[en] A mid‐infrared mission would enable the detection of biosignatures of Earth‐like exoplanets around more than 150 nearby stars. The mid‐infrared spectral region is attractive for characterizing exoplanets because contrast with the parent star brightness is more favorable than in the visible (10 million vs. 10 billion), and because mid‐infrared light probes deep into a planet’s troposphere. Furthermore, the mid‐infrared offers access to several strong molecular features that are key signs of life, and also provides a measure of the effective temperature and size of a planet. Taken together, an infrared mission plus a visible one would provide a nearly full picture of a planet, including signs of life; with a measure of mass from an astrometric mission, we would have a virtually complete picture. A small infrared mission would have several telescopes that are rigidly connected, with a science return from the detection and characterization of super‐Earth sized to larger planets near the HZ, plus a direct measure of the exozodi brightness in the HZ. In a large infrared mission, with formation‐flying telescopes, planets from an Earth‐twin and upwards
in mass could be detected and characterized, as well as the exozodi. If proceeded by an astrometric mission, the detection phase could be skipped and the mission devoted to characterization, as in the visible case; lacking an astrometric mission, an infrared one could proceed alone, as was discussed for a visible coronograph, and with similar caveats.
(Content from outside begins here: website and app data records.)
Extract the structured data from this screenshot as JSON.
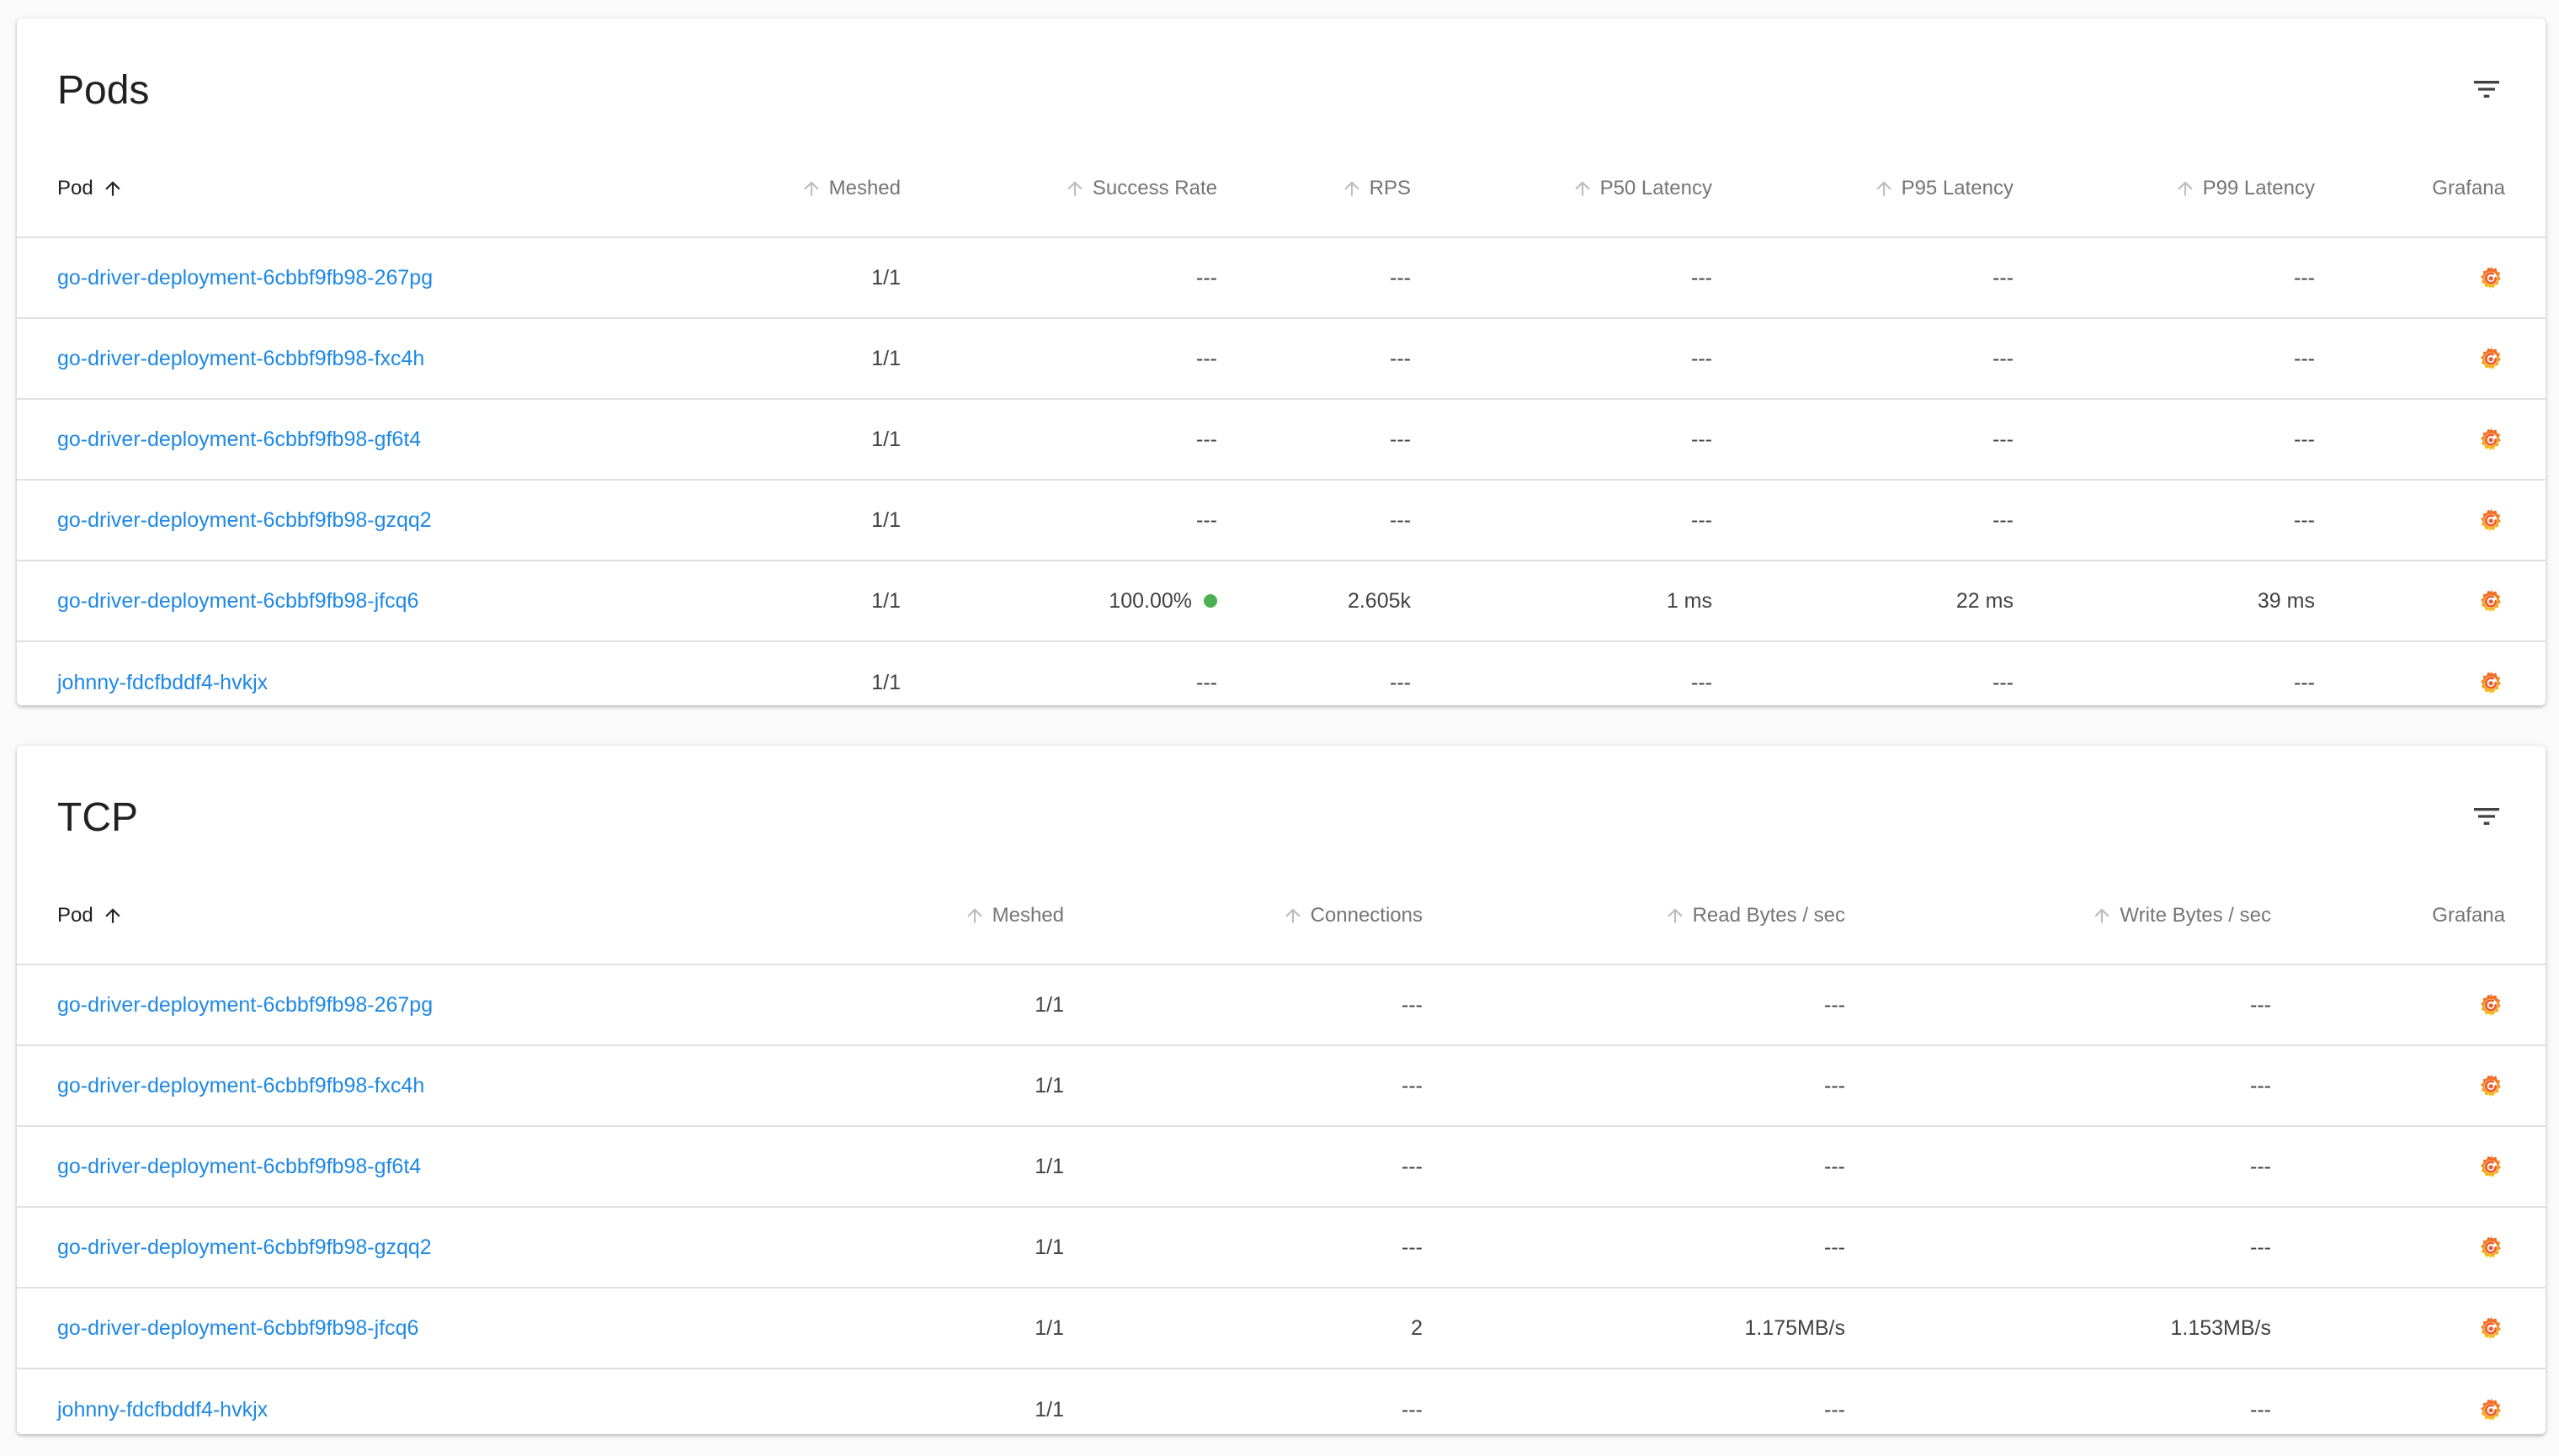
{
  "colors": {
    "link": "#1e88e5",
    "success_dot": "#4caf50",
    "grafana_icon": "#f46800"
  },
  "pods": {
    "title": "Pods",
    "filter_icon": "filter-list-icon",
    "columns": {
      "pod": "Pod",
      "meshed": "Meshed",
      "success_rate": "Success Rate",
      "rps": "RPS",
      "p50": "P50 Latency",
      "p95": "P95 Latency",
      "p99": "P99 Latency",
      "grafana": "Grafana"
    },
    "rows": [
      {
        "pod": "go-driver-deployment-6cbbf9fb98-267pg",
        "meshed": "1/1",
        "success_rate": "---",
        "rps": "---",
        "p50": "---",
        "p95": "---",
        "p99": "---"
      },
      {
        "pod": "go-driver-deployment-6cbbf9fb98-fxc4h",
        "meshed": "1/1",
        "success_rate": "---",
        "rps": "---",
        "p50": "---",
        "p95": "---",
        "p99": "---"
      },
      {
        "pod": "go-driver-deployment-6cbbf9fb98-gf6t4",
        "meshed": "1/1",
        "success_rate": "---",
        "rps": "---",
        "p50": "---",
        "p95": "---",
        "p99": "---"
      },
      {
        "pod": "go-driver-deployment-6cbbf9fb98-gzqq2",
        "meshed": "1/1",
        "success_rate": "---",
        "rps": "---",
        "p50": "---",
        "p95": "---",
        "p99": "---"
      },
      {
        "pod": "go-driver-deployment-6cbbf9fb98-jfcq6",
        "meshed": "1/1",
        "success_rate": "100.00%",
        "rps": "2.605k",
        "p50": "1 ms",
        "p95": "22 ms",
        "p99": "39 ms"
      },
      {
        "pod": "johnny-fdcfbddf4-hvkjx",
        "meshed": "1/1",
        "success_rate": "---",
        "rps": "---",
        "p50": "---",
        "p95": "---",
        "p99": "---"
      }
    ]
  },
  "tcp": {
    "title": "TCP",
    "filter_icon": "filter-list-icon",
    "columns": {
      "pod": "Pod",
      "meshed": "Meshed",
      "connections": "Connections",
      "read": "Read Bytes / sec",
      "write": "Write Bytes / sec",
      "grafana": "Grafana"
    },
    "rows": [
      {
        "pod": "go-driver-deployment-6cbbf9fb98-267pg",
        "meshed": "1/1",
        "connections": "---",
        "read": "---",
        "write": "---"
      },
      {
        "pod": "go-driver-deployment-6cbbf9fb98-fxc4h",
        "meshed": "1/1",
        "connections": "---",
        "read": "---",
        "write": "---"
      },
      {
        "pod": "go-driver-deployment-6cbbf9fb98-gf6t4",
        "meshed": "1/1",
        "connections": "---",
        "read": "---",
        "write": "---"
      },
      {
        "pod": "go-driver-deployment-6cbbf9fb98-gzqq2",
        "meshed": "1/1",
        "connections": "---",
        "read": "---",
        "write": "---"
      },
      {
        "pod": "go-driver-deployment-6cbbf9fb98-jfcq6",
        "meshed": "1/1",
        "connections": "2",
        "read": "1.175MB/s",
        "write": "1.153MB/s"
      },
      {
        "pod": "johnny-fdcfbddf4-hvkjx",
        "meshed": "1/1",
        "connections": "---",
        "read": "---",
        "write": "---"
      }
    ]
  }
}
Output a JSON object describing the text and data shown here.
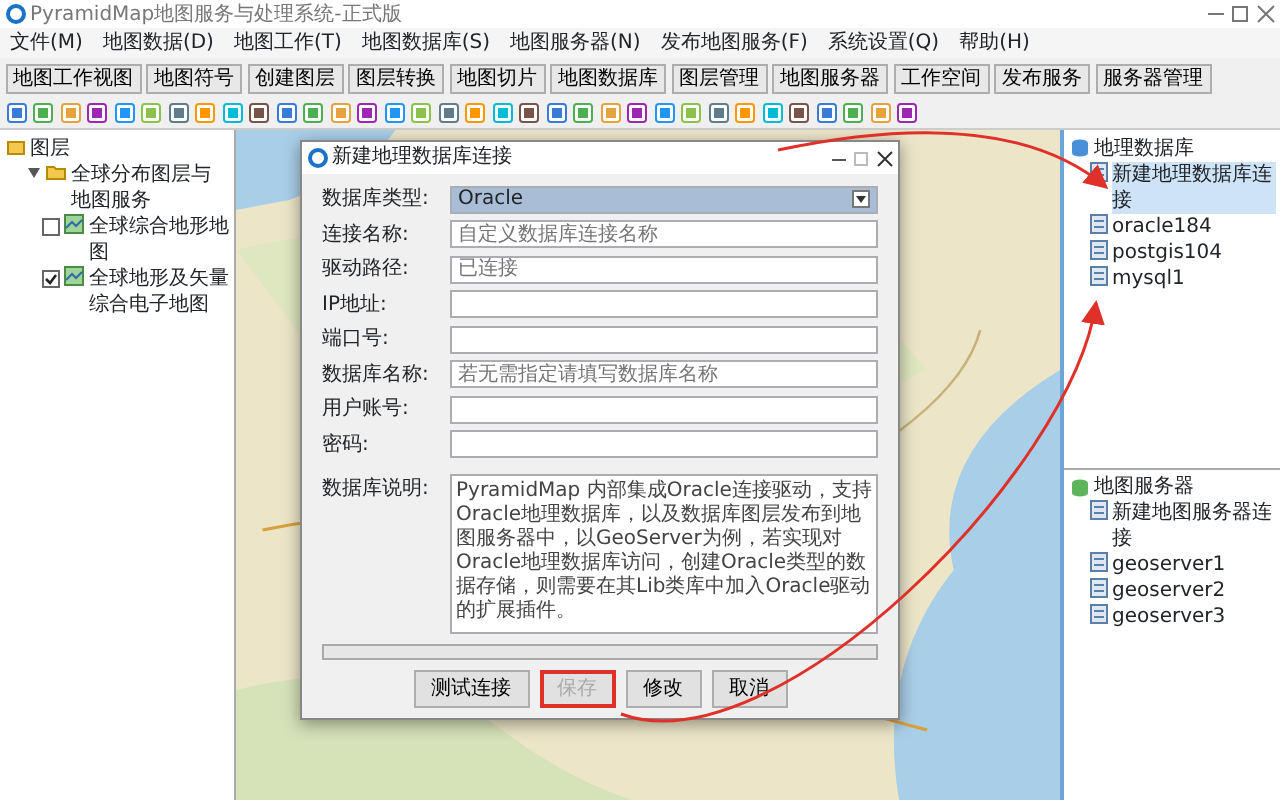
{
  "window": {
    "title": "PyramidMap地图服务与处理系统-正式版"
  },
  "menu": [
    "文件(M)",
    "地图数据(D)",
    "地图工作(T)",
    "地图数据库(S)",
    "地图服务器(N)",
    "发布地图服务(F)",
    "系统设置(Q)",
    "帮助(H)"
  ],
  "toolbar_buttons": [
    "地图工作视图",
    "地图符号",
    "创建图层",
    "图层转换",
    "地图切片",
    "地图数据库",
    "图层管理",
    "地图服务器",
    "工作空间",
    "发布服务",
    "服务器管理"
  ],
  "layers_panel": {
    "title": "图层",
    "tree": [
      {
        "label": "全球分布图层与地图服务",
        "expanded": true,
        "children": [
          {
            "label": "全球综合地形地图",
            "checked": false
          },
          {
            "label": "全球地形及矢量综合电子地图",
            "checked": true
          }
        ]
      }
    ]
  },
  "geodatabase_panel": {
    "title": "地理数据库",
    "items": [
      {
        "label": "新建地理数据库连接",
        "selected": true
      },
      {
        "label": "oracle184",
        "selected": false
      },
      {
        "label": "postgis104",
        "selected": false
      },
      {
        "label": "mysql1",
        "selected": false
      }
    ]
  },
  "map_server_panel": {
    "title": "地图服务器",
    "items": [
      {
        "label": "新建地图服务器连接"
      },
      {
        "label": "geoserver1"
      },
      {
        "label": "geoserver2"
      },
      {
        "label": "geoserver3"
      }
    ]
  },
  "dialog": {
    "title": "新建地理数据库连接",
    "fields": [
      {
        "kind": "select",
        "label": "数据库类型:",
        "value": "Oracle"
      },
      {
        "kind": "text",
        "label": "连接名称:",
        "placeholder": "自定义数据库连接名称"
      },
      {
        "kind": "text",
        "label": "驱动路径:",
        "placeholder": "已连接"
      },
      {
        "kind": "text",
        "label": "IP地址:"
      },
      {
        "kind": "text",
        "label": "端口号:"
      },
      {
        "kind": "text",
        "label": "数据库名称:",
        "placeholder": "若无需指定请填写数据库名称"
      },
      {
        "kind": "text",
        "label": "用户账号:"
      },
      {
        "kind": "password",
        "label": "密码:"
      }
    ],
    "description": {
      "label": "数据库说明:",
      "text": "PyramidMap 内部集成Oracle连接驱动，支持Oracle地理数据库，以及数据库图层发布到地图服务器中，以GeoServer为例，若实现对Oracle地理数据库访问，创建Oracle类型的数据存储，则需要在其Lib类库中加入Oracle驱动的扩展插件。"
    },
    "progress": {
      "level": 0
    },
    "buttons": [
      {
        "label": "测试连接",
        "disabled": false,
        "highlighted": false
      },
      {
        "label": "保存",
        "disabled": true,
        "highlighted": true
      },
      {
        "label": "修改",
        "disabled": false,
        "highlighted": false
      },
      {
        "label": "取消",
        "disabled": false,
        "highlighted": false
      }
    ]
  }
}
The technology needed for a large formation‐flying mission is similar to that for a small connected‐element one (e.g., cryogenics and detectors), with the addition of formationflying technology. The technology is now in hand to implement a probe‐scale mission; starlight suppression has even been demonstrated to meet the requirements of a flagship mission. However, additional development of formation‐flying technology is needed, particularly in‐space testing of sensors and guidance, navigation, and control algorithms.